"This article is helpful: IQueryable vs IEnumerable in LINQ-to-SQL.

Quoting that article, 'As per the MSDN documentation, calls made on IQueryable operate by building up the internal expression tree instead. "These methods that extend IQueryable(Of T) do not perform any querying directly. Instead, their functionality is to build an Expression object, which is an expression tree that represents the cumulative query. "'

Expression trees are a very important construct in C# and on the .NET platform. (They are important in general, but C# makes them very useful.) To better understand the difference, I recommend reading about the differences between expressions and statements in the official C# 5.0 specification here. For advanced theoretical concepts that branch into lambda calculus, expressions enable support for methods as first-class objects. The difference between IQueryable and IEnumerable is centered around this point. IQueryable builds expression trees whereas IEnumerable does not, at least not in general terms for those of us who don't work in the secret labs of Microsoft.

Here is another very useful article that details the differences from a push vs. pull perspective. (By "push" vs. "pull," I am referring to direction of data flow. Reactive Programming Techniques for .NET and C#

Here is a very good article that details the differences between statement lambdas and expression lambdas and discusses the concepts of expression tress in greater depth: Revisiting C# delegates, expression trees, and lambda statements vs. lambda expressions.."


We use IEnumerable and IQueryable to manipulate the data that is retrieved from database. IQueryable inherits from IEnumerable, so IQueryable does contain all the IEnumerable features. The major difference between IQueryable and IEnumerable is that IQueryable executes query with filters whereas IEnumerable executes the query first and then it filters the data based on conditions.

Find more detailed differentiation below :

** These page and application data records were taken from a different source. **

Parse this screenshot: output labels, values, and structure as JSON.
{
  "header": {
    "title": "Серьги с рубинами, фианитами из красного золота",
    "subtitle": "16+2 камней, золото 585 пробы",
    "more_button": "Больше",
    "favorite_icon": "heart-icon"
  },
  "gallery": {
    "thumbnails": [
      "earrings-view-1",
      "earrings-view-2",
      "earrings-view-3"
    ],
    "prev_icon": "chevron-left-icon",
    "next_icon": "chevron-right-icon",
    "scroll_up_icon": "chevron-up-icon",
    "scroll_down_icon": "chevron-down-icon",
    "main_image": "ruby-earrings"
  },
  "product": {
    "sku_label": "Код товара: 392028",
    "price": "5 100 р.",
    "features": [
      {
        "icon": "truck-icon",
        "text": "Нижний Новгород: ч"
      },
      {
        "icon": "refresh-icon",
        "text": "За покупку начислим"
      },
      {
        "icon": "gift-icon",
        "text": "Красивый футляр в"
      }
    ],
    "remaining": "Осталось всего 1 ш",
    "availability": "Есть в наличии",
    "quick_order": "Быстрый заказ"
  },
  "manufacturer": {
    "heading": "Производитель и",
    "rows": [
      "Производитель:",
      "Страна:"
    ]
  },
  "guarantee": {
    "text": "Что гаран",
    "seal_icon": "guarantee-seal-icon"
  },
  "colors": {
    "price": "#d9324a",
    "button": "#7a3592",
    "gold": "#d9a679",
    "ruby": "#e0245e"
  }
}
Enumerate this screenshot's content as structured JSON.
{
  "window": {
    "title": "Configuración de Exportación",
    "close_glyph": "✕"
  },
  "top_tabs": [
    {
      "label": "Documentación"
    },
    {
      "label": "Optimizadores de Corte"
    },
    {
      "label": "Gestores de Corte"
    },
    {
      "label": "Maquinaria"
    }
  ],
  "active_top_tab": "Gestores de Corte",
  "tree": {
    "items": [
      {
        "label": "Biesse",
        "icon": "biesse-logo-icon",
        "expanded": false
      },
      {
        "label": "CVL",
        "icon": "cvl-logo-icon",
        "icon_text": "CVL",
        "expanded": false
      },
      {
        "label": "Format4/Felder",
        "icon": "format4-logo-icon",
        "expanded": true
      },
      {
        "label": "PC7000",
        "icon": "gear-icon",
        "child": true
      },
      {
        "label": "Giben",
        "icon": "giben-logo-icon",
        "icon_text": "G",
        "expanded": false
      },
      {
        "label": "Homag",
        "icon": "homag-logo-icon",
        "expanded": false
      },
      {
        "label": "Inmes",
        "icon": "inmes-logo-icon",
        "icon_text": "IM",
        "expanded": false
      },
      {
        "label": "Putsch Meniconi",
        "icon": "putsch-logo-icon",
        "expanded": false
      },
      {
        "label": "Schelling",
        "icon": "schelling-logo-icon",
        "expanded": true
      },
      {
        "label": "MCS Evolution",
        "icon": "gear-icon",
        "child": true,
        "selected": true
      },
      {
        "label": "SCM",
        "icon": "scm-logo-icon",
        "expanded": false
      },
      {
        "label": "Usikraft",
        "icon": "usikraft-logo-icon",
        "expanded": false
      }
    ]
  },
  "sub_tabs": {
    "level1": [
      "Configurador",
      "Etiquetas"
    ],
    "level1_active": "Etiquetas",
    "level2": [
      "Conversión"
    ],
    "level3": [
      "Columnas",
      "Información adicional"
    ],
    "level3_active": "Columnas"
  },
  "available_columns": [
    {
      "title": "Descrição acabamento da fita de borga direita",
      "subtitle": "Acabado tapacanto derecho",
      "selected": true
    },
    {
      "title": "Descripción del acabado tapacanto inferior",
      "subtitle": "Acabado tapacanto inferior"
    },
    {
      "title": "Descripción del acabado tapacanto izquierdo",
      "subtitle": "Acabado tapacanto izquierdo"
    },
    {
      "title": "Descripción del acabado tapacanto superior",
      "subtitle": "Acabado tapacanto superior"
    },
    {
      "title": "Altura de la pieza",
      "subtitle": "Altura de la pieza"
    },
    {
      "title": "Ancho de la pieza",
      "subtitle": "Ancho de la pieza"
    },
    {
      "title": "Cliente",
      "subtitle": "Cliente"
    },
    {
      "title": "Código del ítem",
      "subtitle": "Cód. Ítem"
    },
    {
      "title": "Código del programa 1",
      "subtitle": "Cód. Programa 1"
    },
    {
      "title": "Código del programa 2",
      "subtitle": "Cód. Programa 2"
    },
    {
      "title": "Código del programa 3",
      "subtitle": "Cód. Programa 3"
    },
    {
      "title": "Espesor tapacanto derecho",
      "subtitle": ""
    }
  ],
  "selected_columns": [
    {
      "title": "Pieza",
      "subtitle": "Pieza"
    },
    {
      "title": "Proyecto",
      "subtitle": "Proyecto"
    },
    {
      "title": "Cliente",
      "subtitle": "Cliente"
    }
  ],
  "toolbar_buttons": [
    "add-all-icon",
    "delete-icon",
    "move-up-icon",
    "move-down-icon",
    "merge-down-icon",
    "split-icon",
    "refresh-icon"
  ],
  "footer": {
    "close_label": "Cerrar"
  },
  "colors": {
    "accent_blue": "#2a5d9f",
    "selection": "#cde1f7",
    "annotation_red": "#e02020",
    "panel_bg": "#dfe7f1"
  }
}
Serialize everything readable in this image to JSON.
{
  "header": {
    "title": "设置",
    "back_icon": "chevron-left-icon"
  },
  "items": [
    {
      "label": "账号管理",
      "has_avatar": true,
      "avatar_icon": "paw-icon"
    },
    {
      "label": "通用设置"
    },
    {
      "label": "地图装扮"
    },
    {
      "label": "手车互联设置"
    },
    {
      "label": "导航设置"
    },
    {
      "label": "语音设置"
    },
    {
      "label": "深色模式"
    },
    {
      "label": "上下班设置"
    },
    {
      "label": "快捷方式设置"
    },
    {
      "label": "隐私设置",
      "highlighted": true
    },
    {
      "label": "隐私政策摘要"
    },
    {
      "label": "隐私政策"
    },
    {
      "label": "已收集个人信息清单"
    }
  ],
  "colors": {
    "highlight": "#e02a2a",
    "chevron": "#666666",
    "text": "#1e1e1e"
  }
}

  1. IEnumerable exists in the System.Collections namespace
  2. IEnumerable execute a select query on the server side, load data in-memory on a client-side and then filter data
  3. IEnumerable is suitable for querying data from in-memory collections like List, Array
  4. IEnumerable is beneficial for LINQ to Object and LINQ to XML queries


  1. IQueryable exists in the System.Linq namespace
  2. IQueryable executes a 'select query' on server-side with all filters
  3. IQueryable is suitable for querying data from out-memory (like remote database, service) collections
  4. IQueryable is beneficial for LINQ to SQL queries

So IEnumerable is generally used for dealing with in-memory collection, whereas, IQueryable is generally used to manipulate collections.


IQueryable is faster than IEnumerable if we are dealing with huge amounts of data from database because,IQueryable gets only required data from database where as IEnumerable gets all the data regardless of the necessity from the database


ienumerable:when we want to deal with inprocess memory, i.e without dataconnection iqueryable:when to deal with sql server, i.e with data connection ilist : operations like add object, delete object etc